Storm Surge Barriers and Biking Infrastructure Experienced First-Hand
Today, our teacher and Hague enthusiast, Cor Rademaker, indulged us with over 70 km of biking (yes, we mapped it) between the city and Dutch countryside, exposing Holland’s hidden gems and sustainable qualities. We traveled to Schipluiden and Maasland to experience the expansive biking infrastructure before stopping at the Hoek Van Holland to learn about storm surge protection.
Our tour began heading out of town towards the smallest village in The Netherlands, ‘T Woudt. On our way, we paused to discuss the social housing within The Hague and how it is situated near the tramline, making it workable for those without cars. Because public transit is so common here, there seems to be much less of a stigma associated with social housing than in the US. Cor informed us that 70 percent of new housing built in the Hague is dedicated to social housing. Once we got out of the city, we entered cow country. We learned that cows are an important part of the Dutch agricultural economy since most crops struggle to grow in the brackish water that lines the fields. Across the bike path from the cows there were greenhouses that seemed to be go on forever. These greenhouses were used to grow grapes for wine production. After a quick stop at Holland’s smallest village, we stopped at a rural café to regain the feeling in our legs before heading back out to check out Schipluiden and Maasland, two small towns. Our main stop for today was to visit the Maeslant Barrier Rotterdam, a storm surge barrier. After biking six and half kilometers against the wind, we made it to the top of a hill overlooking the barrier. The barrier is a structure so big that it takes four years and over 300,000 liters to paint. Completed in 1997 and costing over 660,000 Euro, the Maeslant Barrier was designed to protect the city of Zuid-Holland by taking the full brunt of flooding from the sea. In order to do this the structure must be able to sense its surroundings and act quickly. Because it takes around 30 minutes for the arms to close, the system relies heavily on sensor technology and is completely computerized (even if we went extinct the gates would still close). Among other things, the sensors detect changes in sea level rise, wind speed, and wind direction. Once the water gets to three meters above sea level, the computer sends out a message to the city alerting the ships that the gate will soon be closing. To make sure that the system is still functioning, the barrier is tested once a year and is expected to be needed once every ten years, although it may be more frequent in the future due to climate change. The structure is completely self-sufficient and self-protecting. The structure is powered by its own power plant. In fact, there is a power plant built for each arm. In the case that one was to fail, there is a wire that runs under the river to provide power to the other. If both were to fail, there is a diesel engine that can be used to power both arms, but this takes more time to close the arms. The structure protects itself from damage by not closing completely.
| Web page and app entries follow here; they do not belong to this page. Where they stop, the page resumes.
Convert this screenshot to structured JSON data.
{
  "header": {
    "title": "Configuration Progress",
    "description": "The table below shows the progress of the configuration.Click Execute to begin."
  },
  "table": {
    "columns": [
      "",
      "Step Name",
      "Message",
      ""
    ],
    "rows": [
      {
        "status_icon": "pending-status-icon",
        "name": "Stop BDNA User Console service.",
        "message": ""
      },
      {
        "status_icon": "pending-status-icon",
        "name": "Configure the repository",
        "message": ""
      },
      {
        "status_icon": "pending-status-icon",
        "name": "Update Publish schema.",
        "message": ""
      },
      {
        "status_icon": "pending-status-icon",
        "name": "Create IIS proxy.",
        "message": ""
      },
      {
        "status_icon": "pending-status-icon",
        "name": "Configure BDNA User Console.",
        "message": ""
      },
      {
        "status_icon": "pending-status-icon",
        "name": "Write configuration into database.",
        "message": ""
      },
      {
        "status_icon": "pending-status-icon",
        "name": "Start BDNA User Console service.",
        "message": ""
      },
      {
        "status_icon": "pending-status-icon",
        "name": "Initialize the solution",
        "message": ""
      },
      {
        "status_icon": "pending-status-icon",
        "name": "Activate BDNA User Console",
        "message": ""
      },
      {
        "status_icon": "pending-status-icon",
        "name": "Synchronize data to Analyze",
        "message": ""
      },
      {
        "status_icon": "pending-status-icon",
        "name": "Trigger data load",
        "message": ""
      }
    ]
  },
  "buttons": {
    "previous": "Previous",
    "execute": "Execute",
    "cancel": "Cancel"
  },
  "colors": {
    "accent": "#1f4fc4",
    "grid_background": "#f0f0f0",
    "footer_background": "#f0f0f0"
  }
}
When the gates are fully closed, there is an 80 cm gap between the arms to allow for the inevitable movement during heavy storms. Water moves much more rapidly through the arms once closed because there is a much smaller space for water to move. This could serve as a source of energy in the future, but the tour guide said that they were not there yet with the necessary technology. Although grueling, the day was very informative. Besides learning about storm management in The Netherlands, it was interesting to see just how quick and easy it was to get out of the city via bike. There are so many bike paths, even in places you wouldn’t expect (like the countryside) that truly make not having a car easy. The city is planned around biking infrastructure, making it not only safer for bikers but also more sustainable.